» Required action
Read the records and gather each line that includes "subtitle".

» Given entries
"""

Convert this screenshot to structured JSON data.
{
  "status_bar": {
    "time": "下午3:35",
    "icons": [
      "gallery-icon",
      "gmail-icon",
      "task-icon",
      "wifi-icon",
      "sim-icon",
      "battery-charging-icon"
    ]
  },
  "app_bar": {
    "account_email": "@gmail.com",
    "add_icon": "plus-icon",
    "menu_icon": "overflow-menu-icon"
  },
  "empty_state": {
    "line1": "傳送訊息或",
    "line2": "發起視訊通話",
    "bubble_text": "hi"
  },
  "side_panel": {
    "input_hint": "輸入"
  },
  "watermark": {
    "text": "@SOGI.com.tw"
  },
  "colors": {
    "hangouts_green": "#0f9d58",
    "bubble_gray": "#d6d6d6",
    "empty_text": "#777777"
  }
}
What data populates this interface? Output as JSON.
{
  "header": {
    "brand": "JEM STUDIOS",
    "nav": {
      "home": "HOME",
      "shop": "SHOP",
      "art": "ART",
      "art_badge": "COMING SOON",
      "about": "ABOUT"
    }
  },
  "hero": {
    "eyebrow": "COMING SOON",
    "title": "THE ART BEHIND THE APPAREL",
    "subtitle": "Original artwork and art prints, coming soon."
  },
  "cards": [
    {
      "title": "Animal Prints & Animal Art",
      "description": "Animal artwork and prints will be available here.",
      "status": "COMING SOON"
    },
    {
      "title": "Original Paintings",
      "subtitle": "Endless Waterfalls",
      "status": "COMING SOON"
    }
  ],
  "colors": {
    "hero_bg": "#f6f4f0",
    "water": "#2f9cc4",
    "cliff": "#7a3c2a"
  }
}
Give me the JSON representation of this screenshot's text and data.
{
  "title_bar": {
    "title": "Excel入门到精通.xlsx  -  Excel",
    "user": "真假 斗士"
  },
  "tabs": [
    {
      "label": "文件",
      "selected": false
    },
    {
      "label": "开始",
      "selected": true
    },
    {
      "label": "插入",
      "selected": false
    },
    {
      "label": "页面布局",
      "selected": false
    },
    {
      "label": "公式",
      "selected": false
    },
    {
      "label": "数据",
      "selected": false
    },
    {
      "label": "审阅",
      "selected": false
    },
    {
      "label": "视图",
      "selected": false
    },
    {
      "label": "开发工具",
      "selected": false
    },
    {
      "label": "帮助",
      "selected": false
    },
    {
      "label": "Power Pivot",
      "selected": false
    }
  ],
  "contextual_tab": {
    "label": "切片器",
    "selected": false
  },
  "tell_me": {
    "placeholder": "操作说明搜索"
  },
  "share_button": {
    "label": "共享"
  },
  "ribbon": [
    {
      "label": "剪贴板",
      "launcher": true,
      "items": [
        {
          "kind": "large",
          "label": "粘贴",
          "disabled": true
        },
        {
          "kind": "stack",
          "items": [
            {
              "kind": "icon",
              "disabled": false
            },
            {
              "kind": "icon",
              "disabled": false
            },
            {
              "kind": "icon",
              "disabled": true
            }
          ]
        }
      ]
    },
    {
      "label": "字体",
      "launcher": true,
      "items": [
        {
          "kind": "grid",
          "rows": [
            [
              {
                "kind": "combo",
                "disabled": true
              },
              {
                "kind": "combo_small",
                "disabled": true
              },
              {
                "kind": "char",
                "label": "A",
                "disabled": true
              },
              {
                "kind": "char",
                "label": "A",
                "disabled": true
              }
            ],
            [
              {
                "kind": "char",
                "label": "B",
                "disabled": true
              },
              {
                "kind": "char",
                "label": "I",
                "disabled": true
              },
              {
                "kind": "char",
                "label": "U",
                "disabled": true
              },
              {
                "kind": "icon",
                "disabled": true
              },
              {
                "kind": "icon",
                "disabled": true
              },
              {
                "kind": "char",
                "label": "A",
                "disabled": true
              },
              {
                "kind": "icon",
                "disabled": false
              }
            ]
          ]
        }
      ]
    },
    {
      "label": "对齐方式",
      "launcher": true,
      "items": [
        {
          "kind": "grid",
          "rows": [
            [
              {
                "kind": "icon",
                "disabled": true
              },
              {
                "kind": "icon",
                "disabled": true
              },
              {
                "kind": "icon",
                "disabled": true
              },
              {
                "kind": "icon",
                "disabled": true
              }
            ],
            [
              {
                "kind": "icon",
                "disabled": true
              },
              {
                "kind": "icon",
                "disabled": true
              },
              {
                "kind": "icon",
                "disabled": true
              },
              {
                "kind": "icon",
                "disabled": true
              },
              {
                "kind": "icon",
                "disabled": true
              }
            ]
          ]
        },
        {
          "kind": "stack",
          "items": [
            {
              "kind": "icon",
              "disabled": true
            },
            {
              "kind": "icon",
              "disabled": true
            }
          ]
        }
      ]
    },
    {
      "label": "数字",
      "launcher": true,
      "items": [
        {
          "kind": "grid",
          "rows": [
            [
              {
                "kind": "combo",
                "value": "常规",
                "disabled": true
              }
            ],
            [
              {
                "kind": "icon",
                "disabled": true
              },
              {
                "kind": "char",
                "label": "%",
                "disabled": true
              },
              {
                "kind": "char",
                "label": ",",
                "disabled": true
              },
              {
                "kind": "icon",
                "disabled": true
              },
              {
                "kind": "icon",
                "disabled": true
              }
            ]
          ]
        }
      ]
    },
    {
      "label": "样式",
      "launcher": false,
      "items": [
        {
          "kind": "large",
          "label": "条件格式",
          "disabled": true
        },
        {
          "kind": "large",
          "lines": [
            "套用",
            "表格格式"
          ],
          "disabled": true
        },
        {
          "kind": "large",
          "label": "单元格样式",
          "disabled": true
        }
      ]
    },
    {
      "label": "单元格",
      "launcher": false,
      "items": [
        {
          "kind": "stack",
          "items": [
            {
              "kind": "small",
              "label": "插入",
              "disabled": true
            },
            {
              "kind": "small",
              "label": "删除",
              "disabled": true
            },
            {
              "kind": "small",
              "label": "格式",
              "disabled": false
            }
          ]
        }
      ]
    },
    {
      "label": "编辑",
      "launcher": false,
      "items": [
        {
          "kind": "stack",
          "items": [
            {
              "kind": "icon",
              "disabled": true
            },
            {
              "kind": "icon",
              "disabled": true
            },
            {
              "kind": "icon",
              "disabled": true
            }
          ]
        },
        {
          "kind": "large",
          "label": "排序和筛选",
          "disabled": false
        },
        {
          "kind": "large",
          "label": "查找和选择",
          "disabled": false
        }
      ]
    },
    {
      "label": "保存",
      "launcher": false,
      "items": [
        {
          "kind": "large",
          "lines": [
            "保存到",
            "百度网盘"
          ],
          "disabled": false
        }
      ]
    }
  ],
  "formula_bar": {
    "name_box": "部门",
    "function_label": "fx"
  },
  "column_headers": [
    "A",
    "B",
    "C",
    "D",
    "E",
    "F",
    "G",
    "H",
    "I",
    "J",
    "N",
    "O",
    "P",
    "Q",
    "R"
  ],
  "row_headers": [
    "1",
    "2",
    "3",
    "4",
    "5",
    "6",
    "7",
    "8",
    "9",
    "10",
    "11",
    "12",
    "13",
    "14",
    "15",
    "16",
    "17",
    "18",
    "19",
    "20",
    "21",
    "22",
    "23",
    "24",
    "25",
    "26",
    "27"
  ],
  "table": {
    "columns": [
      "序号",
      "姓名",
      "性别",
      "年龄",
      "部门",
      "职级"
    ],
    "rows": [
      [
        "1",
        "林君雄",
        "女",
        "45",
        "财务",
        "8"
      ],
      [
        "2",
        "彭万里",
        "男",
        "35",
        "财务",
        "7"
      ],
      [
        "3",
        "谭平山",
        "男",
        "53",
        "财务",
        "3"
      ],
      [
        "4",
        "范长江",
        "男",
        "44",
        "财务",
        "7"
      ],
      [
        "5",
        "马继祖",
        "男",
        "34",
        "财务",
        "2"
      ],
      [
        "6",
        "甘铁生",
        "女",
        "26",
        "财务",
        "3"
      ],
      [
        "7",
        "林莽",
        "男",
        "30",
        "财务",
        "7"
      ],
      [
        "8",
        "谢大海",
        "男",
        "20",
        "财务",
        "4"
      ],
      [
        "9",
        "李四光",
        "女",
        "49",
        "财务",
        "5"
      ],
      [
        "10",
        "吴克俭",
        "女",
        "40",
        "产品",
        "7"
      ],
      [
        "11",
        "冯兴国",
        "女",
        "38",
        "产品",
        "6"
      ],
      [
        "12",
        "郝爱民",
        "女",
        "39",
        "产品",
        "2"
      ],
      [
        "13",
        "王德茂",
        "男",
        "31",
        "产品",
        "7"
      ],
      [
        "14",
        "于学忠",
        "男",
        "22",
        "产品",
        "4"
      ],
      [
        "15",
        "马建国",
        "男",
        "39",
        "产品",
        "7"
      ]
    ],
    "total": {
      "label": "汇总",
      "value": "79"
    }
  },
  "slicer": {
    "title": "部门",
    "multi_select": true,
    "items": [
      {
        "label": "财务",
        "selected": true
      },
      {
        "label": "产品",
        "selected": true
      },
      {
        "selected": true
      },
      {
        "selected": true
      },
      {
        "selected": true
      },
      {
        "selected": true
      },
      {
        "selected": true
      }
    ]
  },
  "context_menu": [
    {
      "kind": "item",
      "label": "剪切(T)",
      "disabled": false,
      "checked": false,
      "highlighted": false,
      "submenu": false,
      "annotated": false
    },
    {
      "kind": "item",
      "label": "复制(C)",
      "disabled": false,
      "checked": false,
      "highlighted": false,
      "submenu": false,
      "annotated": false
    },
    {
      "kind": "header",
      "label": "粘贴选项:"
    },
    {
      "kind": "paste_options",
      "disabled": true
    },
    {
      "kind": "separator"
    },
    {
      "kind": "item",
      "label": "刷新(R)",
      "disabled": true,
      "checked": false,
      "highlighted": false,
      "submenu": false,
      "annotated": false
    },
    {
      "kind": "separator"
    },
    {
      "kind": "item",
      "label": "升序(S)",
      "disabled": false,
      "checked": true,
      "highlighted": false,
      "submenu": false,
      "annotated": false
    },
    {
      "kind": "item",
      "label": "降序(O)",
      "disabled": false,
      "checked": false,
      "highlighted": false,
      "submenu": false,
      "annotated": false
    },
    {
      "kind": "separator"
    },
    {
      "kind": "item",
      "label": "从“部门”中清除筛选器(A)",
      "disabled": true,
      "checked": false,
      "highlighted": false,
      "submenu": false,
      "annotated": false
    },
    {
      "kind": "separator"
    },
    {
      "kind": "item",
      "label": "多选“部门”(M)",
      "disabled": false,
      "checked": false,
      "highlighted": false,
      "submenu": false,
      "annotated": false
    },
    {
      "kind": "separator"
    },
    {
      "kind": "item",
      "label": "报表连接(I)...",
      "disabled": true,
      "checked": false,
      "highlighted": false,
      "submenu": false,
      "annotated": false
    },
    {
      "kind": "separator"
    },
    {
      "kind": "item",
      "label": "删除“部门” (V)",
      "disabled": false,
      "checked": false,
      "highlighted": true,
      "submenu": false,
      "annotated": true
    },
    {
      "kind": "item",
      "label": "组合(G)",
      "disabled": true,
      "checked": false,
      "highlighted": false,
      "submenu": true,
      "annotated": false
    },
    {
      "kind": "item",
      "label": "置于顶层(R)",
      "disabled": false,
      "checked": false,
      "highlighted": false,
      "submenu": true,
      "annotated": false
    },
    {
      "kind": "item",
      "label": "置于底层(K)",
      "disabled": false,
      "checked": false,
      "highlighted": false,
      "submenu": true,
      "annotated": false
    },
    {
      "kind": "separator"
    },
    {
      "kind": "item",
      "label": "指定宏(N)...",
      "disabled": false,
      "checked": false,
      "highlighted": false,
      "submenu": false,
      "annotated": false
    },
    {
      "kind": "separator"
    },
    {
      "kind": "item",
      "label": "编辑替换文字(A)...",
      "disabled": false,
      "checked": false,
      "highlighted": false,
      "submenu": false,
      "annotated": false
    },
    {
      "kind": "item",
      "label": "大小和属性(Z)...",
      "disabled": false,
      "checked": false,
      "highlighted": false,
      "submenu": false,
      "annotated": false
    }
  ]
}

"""

» Finished task
    "subtitle": "Original artwork and art prints, coming soon."
      "subtitle": "Endless Waterfalls",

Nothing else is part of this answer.